The Festival is opening with an exhibition organized by the Sammlung Haubrok Foundation [established by the German conceptual art collectors Barbara and Axel Haubrok]. What should one know about this collection?

Barbara and Axel Haubrok are collectors of contemporary art based in Berlin. They focus, as you said, on contemporary conceptual art, and in particular on multimedia art, video, photography and installation. But even more important for us is their openness towards experimenting with the format of an exhibition. At first they used their private apartment as an exhibition space, after which they moved into a white cube showroom at Straussberger Platz; their latest move has been to an old GDR state-run depot and garage center that has much rougher surroundings in its industrial space. And now we have invited them into a theater space, the HAU1. You do not often find collectors of visual art with such openness and a joy of risk-taking. 

Rosemary Butcher. Touch The Earth, 1987. Photo: Chris Ha

Are the works that have been selected for exhibition connected to the subject of dance?

Not at all, for this is a dialogue between these different frames of communication: theater and exhibition. I wonder if hardcore conceptual art begins to tell stories on stage! But there are other artists in the program who work in in-between spaces, like Isabel Lewis and Rosemary Butcher.

Which other parts of the program that deal with the visual arts would you like to highlight?

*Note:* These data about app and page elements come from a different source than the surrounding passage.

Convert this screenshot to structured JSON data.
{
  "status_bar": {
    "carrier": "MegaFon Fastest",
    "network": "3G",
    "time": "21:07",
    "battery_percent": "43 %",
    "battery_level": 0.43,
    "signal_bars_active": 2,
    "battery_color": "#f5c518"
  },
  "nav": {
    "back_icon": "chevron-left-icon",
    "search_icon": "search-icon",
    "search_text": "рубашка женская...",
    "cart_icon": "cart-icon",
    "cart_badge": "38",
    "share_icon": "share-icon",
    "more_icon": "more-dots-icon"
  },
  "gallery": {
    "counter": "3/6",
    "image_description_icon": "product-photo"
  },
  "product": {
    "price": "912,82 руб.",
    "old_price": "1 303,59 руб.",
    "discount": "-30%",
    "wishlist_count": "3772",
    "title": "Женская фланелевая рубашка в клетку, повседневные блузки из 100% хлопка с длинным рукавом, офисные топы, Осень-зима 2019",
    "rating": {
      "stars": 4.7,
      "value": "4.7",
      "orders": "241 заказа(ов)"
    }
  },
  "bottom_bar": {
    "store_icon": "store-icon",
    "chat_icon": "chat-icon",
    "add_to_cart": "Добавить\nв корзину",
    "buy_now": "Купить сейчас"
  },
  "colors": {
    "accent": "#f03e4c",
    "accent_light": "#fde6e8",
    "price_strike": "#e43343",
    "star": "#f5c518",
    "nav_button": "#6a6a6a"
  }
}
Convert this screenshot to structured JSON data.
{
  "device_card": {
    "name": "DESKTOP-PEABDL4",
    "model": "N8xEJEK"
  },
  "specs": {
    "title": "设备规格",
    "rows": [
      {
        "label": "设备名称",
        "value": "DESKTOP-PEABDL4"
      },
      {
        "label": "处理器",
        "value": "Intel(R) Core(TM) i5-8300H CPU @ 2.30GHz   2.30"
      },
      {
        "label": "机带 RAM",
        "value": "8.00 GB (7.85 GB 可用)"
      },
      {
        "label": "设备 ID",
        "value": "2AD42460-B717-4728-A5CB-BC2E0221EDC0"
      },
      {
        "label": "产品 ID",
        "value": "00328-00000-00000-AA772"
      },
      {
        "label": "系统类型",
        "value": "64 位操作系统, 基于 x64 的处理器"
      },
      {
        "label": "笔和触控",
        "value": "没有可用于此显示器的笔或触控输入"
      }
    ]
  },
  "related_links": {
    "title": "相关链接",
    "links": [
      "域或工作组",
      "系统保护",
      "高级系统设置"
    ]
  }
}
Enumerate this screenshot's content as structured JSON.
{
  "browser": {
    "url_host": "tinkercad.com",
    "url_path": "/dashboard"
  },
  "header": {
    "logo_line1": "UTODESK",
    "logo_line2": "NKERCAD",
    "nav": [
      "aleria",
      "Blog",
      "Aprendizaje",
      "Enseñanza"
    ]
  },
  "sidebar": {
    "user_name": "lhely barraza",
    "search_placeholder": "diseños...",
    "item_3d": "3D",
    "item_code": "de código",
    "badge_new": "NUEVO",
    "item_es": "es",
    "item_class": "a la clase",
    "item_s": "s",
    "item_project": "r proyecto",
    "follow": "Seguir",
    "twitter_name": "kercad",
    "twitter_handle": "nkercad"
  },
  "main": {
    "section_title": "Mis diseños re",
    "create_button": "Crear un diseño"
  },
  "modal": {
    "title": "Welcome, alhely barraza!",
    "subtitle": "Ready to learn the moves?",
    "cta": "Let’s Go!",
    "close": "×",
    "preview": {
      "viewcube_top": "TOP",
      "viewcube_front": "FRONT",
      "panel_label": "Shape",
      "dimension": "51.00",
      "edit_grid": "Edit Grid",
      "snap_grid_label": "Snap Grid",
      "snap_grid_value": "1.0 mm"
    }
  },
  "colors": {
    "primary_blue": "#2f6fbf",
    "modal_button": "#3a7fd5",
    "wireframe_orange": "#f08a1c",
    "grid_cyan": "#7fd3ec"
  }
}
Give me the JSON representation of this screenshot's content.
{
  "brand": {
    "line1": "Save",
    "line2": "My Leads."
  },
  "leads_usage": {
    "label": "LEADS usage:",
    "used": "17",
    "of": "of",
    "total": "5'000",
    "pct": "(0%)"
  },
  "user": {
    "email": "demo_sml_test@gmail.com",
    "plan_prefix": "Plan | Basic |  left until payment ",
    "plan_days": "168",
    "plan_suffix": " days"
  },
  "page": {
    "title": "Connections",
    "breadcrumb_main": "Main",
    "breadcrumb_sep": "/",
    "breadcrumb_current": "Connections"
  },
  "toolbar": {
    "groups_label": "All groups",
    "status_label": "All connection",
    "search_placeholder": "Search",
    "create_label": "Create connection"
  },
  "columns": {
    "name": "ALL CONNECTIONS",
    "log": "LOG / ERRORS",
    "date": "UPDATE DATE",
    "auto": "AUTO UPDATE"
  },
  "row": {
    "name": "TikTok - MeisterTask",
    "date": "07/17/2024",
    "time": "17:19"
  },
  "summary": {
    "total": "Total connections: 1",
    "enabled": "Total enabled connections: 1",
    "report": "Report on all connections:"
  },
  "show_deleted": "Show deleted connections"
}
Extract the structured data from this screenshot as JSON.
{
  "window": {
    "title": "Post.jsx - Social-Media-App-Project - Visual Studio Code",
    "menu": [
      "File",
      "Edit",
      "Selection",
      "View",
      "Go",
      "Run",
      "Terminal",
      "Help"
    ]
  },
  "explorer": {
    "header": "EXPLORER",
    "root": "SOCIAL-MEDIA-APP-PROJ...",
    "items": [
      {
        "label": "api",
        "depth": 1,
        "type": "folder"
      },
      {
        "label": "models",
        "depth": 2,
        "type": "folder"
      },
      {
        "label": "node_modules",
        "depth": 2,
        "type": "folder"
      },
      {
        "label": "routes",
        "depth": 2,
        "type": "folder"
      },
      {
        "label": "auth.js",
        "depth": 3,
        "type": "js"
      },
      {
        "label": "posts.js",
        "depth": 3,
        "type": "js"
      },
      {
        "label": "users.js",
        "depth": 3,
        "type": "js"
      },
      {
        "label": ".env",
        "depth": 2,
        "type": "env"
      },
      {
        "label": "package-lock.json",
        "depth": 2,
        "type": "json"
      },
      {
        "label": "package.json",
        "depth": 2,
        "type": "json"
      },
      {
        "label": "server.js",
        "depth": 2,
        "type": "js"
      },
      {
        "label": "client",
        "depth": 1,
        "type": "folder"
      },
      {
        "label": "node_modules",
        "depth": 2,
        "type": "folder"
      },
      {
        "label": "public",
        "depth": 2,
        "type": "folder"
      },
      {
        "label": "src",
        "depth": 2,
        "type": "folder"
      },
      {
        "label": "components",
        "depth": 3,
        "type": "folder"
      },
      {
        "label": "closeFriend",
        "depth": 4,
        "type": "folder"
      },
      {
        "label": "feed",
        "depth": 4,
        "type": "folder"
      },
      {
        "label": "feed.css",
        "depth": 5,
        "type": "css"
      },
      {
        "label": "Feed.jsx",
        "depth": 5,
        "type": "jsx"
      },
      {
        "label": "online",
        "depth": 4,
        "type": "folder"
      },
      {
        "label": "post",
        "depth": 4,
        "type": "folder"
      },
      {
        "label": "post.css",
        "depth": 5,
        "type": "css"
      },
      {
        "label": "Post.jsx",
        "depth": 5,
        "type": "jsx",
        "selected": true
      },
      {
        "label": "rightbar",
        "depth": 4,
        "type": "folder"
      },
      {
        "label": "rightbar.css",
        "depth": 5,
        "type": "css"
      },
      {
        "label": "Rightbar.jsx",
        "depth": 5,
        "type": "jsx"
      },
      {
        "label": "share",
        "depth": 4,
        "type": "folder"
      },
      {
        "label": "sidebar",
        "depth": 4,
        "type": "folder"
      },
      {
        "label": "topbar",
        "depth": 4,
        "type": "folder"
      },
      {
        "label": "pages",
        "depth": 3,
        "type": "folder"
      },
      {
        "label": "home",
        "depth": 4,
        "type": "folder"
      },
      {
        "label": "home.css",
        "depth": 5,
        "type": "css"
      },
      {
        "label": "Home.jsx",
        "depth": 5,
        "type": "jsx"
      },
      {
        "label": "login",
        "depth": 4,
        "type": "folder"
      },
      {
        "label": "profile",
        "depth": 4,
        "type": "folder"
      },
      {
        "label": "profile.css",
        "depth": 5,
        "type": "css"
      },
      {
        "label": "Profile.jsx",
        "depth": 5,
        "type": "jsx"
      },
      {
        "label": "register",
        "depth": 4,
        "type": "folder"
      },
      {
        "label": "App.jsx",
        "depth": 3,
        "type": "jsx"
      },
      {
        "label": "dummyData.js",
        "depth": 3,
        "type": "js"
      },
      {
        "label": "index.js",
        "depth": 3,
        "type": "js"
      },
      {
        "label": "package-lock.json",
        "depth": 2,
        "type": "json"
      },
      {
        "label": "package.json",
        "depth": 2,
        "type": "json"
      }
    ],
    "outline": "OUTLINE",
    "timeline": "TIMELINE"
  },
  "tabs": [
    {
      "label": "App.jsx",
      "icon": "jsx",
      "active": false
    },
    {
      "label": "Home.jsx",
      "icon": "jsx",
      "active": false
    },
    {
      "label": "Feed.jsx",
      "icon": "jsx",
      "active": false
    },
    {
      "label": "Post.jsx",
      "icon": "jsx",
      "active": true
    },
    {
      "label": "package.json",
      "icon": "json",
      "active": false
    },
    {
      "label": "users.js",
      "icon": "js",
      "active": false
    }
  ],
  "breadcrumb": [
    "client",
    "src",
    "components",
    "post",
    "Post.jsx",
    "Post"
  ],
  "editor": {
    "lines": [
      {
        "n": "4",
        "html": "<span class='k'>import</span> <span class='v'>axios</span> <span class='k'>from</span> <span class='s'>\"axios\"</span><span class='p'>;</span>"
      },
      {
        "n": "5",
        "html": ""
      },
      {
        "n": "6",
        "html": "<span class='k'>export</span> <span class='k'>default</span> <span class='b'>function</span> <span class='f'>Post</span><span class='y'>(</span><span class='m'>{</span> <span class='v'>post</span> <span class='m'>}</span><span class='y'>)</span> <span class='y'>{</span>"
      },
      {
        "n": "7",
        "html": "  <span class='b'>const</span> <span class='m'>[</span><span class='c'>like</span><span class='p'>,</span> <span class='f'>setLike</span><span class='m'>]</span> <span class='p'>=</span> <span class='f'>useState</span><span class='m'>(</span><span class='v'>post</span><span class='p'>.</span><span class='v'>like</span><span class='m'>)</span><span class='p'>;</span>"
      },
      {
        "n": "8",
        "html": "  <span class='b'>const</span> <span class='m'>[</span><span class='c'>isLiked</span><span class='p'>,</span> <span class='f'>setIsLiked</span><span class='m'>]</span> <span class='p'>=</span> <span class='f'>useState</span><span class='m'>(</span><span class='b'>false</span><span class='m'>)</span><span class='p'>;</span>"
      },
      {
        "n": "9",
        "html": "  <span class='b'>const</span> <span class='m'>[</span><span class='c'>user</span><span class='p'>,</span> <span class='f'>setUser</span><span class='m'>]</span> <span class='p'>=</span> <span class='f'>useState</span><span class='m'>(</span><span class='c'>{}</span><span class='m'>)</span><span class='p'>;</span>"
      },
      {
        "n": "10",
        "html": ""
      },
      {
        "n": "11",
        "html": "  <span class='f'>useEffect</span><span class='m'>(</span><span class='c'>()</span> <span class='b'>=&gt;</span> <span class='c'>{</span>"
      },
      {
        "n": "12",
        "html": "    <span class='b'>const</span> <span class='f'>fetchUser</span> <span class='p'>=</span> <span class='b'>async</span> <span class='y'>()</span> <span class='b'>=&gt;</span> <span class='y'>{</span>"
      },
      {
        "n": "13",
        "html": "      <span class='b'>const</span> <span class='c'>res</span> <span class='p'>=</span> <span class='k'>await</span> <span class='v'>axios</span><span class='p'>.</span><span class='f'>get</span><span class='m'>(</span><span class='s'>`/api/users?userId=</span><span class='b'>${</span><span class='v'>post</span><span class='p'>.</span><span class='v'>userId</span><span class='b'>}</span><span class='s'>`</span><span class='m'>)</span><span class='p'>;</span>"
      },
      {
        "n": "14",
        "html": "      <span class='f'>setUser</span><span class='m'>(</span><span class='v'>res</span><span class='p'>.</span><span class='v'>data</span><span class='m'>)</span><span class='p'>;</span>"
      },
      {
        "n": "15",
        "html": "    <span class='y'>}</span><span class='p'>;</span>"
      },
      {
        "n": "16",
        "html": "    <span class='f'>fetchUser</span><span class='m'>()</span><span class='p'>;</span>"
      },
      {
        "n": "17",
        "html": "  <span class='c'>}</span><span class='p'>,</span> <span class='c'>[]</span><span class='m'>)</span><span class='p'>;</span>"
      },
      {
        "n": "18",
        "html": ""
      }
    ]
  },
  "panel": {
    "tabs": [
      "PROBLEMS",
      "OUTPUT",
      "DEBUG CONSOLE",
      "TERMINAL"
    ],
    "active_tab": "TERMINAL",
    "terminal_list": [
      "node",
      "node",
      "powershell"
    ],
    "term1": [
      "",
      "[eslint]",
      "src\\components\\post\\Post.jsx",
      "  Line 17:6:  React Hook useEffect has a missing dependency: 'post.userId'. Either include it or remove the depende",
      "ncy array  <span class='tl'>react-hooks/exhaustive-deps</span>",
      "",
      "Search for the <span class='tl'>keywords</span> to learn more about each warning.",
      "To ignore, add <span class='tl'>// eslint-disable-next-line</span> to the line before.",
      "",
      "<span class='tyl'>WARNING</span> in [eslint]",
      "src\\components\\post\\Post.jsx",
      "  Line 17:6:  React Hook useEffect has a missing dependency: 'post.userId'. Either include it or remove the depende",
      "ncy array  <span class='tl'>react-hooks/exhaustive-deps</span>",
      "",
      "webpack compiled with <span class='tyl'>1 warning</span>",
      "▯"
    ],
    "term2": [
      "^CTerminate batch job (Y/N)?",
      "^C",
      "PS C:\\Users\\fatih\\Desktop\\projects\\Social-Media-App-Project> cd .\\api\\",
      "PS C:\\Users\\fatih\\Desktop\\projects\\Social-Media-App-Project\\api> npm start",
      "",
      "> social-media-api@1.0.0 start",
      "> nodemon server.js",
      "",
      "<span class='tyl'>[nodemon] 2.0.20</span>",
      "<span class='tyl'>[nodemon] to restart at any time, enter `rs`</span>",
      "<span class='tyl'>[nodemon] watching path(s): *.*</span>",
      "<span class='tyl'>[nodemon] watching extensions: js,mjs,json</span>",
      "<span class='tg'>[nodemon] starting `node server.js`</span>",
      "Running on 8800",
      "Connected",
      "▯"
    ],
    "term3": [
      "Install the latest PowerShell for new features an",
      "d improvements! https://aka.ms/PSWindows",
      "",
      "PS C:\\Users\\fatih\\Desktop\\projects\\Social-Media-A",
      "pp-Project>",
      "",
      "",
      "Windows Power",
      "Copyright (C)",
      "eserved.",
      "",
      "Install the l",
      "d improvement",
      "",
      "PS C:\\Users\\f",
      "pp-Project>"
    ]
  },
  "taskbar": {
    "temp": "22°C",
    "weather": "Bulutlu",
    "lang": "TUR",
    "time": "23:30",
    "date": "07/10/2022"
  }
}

Rosemary Butcher's retrospective “Memory in the Present Tense”, at the Akademie der Künste, presents both new and old works by a British new-dance icon who often works in a visual arts context. I would also make sure to catch the collaboration between Swiss choreographer Gilles Jobin and Berlin-based artist Julius von Bismarck. Korean choreographer Ahn Aesoon has collaborated with the pop artist Choi Jeonghwa to create a huge installation for Bul-ssang, the Korean National Dance Company. 

QUANTUM by Gilles Jobin

You will be the artistic director of Tanz im August through 2017. The festival will have surely taken on your characteristic signature over these years. How do you envision the festival's semblance?

My wish is to work together with artists and audiences to create a world-class contemporary dance festival that consists of a diversity of styles and aesthetics, and to bring together experimental and emerging works, key performances, and landmark collaborations of established artists.

HAU1 - Hebbel am Ufer is the proud home of the festival, but in August, contemporary dance should take over the whole city of Berlin. With increased funding, I'd like to extend the program into the public space, and increase the participation of the art world and audiences alike in the making of the festival. This year we are already contributing to the development of new works through increased investment in co-productions and commissions. My politics are pretty straightforward in terms of finding a balance in this world of extreme violence, greed and disdain for humanistic and cultural values. I wish to include others as equal partners in making art and culture “happen”, as well as to make sure that there is a balance in terms of geography, age, sex and gender. There is also a pure joy in finding dance again and again, which is something I'd like to share with others by reaching out to those who have not yet been exposed to contemporary dance.

Virve Sutinen. Photo: Oliver Mark